* The problem
Everything from the line that has "Serialize everything readable" to the last line of the listing must be repeated exactly, and nothing more; omit the pictures.

* Data records
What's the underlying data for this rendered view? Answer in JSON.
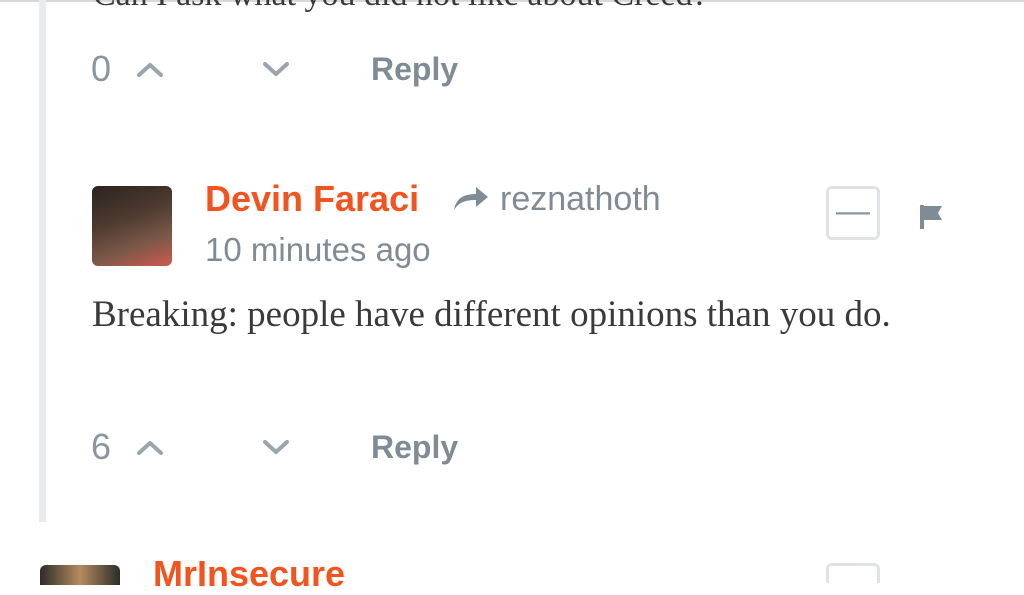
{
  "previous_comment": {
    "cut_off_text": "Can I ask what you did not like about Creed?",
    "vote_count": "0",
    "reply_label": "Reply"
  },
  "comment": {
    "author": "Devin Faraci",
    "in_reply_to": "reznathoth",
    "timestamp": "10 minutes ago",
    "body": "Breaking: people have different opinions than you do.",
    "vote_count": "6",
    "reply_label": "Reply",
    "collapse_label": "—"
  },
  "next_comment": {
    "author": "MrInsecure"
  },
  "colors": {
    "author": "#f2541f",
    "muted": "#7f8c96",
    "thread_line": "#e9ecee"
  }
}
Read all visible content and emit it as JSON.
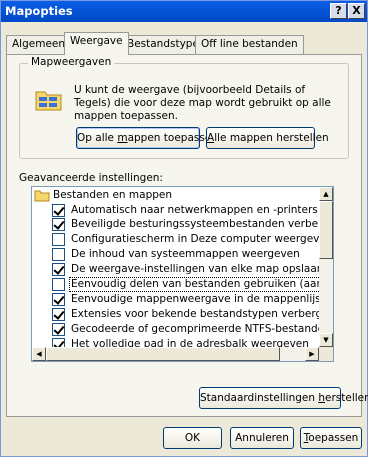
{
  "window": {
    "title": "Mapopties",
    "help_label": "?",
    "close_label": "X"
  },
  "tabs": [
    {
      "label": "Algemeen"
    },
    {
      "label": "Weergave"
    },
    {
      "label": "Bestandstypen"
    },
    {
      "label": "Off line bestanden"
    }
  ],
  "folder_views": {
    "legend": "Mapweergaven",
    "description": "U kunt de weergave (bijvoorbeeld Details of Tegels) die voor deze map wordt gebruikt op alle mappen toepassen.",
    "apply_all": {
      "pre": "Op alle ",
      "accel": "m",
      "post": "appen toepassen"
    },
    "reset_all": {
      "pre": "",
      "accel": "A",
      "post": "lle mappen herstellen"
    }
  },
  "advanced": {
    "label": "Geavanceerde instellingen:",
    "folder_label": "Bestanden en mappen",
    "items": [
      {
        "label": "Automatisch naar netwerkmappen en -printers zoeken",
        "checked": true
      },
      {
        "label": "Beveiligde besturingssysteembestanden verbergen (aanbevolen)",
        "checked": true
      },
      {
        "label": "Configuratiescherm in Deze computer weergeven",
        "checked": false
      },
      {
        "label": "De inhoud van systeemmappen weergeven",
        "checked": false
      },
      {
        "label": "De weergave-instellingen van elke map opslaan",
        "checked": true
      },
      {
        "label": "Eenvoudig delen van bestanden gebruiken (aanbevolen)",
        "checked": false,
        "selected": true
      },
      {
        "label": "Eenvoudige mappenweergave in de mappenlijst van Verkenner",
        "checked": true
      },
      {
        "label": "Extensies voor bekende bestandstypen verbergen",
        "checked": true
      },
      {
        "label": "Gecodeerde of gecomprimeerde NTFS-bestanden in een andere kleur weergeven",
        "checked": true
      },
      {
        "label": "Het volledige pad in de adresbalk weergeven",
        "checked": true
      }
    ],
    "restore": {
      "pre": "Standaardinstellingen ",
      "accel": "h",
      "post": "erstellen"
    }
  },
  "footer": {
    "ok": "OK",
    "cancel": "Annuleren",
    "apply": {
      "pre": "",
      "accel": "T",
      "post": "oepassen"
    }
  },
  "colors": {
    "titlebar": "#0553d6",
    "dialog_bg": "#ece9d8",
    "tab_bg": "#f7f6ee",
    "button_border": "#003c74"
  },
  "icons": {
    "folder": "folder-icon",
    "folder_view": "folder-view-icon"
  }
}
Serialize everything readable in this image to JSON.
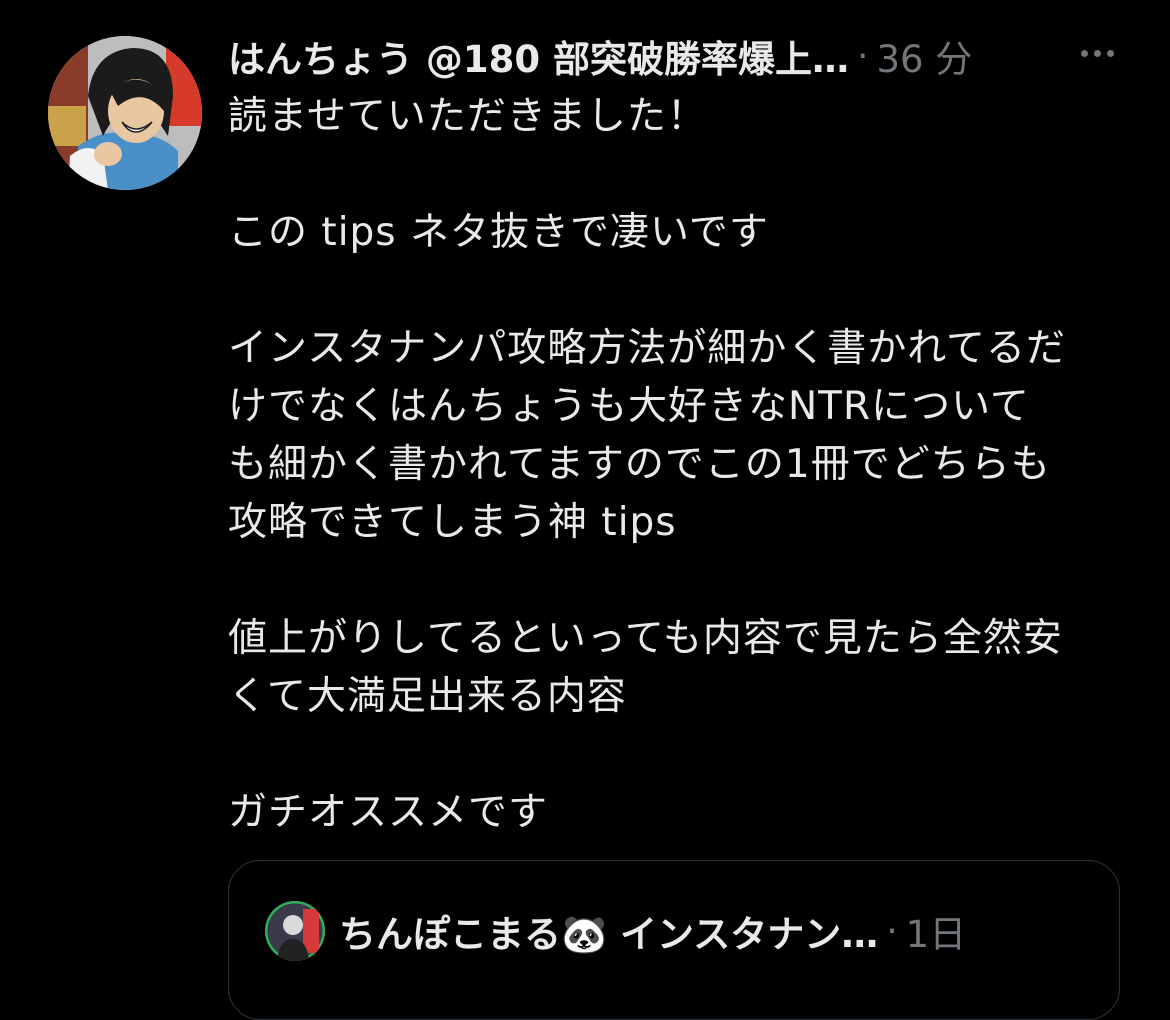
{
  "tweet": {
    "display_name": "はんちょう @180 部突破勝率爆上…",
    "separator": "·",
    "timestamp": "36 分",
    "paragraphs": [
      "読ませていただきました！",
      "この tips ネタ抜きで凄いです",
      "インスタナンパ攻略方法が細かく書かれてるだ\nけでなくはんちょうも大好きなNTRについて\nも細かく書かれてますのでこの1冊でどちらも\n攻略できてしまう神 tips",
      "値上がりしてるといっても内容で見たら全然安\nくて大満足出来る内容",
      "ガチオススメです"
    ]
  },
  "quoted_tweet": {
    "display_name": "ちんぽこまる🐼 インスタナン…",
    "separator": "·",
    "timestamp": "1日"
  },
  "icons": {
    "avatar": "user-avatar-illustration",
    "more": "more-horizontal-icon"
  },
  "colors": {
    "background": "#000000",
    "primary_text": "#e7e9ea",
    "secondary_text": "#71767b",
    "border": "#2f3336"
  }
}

* Completed exercise
Serialize everything readable in this image to JSON.
{
  "tweet": {
    "display_name": "はんちょう @180 部突破勝率爆上…",
    "separator": "·",
    "timestamp": "36 分",
    "paragraphs": [
      "読ませていただきました！",
      "この tips ネタ抜きで凄いです",
      "インスタナンパ攻略方法が細かく書かれてるだ\nけでなくはんちょうも大好きなNTRについて\nも細かく書かれてますのでこの1冊でどちらも\n攻略できてしまう神 tips",
      "値上がりしてるといっても内容で見たら全然安\nくて大満足出来る内容",
      "ガチオススメです"
    ]
  },
  "quoted_tweet": {
    "display_name": "ちんぽこまる🐼 インスタナン…",
    "separator": "·",
    "timestamp": "1日"
  },
  "icons": {
    "avatar": "user-avatar-illustration",
    "more": "more-horizontal-icon"
  },
  "colors": {
    "background": "#000000",
    "primary_text": "#e7e9ea",
    "secondary_text": "#71767b",
    "border": "#2f3336"
  }
}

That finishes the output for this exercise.